The more I think about the quail hunt incident, the more I realize that Vice President Dick Cheney is just an ordinary guy. Not so much an ordinary guy like me or you, the Zembla readers, but more like one of the clients at my unnamed legal defense firm. After all, isn't the phrase "oil company cronies" roughly analogous to "criminal associates"? I think it is. But the similarities between Dick Cheney and the average indigent, incarcerated client represented by our firm don't end there.
- Cheney claims to have had "one beer" before his hunting accident. According to one attorney I spoke with, roughly 40% of our clients claim to have consumed just "one beer" before committing their offenses.
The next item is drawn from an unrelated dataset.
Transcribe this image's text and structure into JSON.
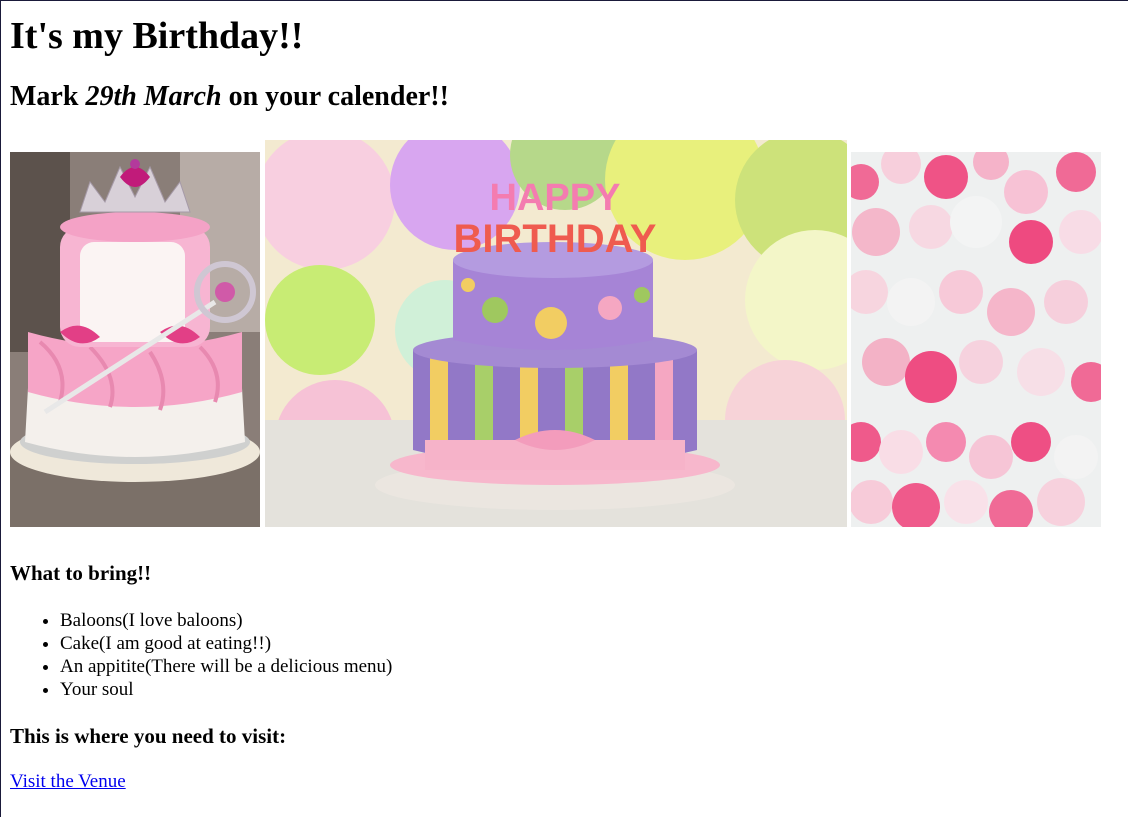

- Both the vice president and the majority of our clients are surrounded by heavily armed guards at all times. However, Cheney's guards rarely if ever shoot at him or beat him with billy clubs.
- In crisis situations, Cheney is removed to an underground bunker in an undisclosed location. Our clients are locked down in their cells during times of racial tension or riots. It is probably equally difficult to locate or communicate with either our clients or the vice president in these situations.
- Their mail is opened and thoroughly searched by guards. Sometimes the letters even contain illicit white powder, though Cheney is more likely to get anthrax than cocaine.
- Before the 2000 election, some opponents claimed it was illegal that Cheney changed his official residence, from Texas to Wyoming, after he was selected as the vice presidential nominee. We have many clients who ran into trouble because of their addresses - failing to inform probation officers of their moves, registering with local police departments too late, not having an address due to homelessness - and many of their opponents (local prosecutors) have claimed such actions were illegal. I wonder if it would work if more of our clients argued the issue of residency with the "vacation home" defense.
- Cheney shot an old man in the face with a shotgun. Our clients...actually, the majority of our clients are in jail for drug-related offenses or property crimes. So I guess Cheney and our clients aren't that much alike.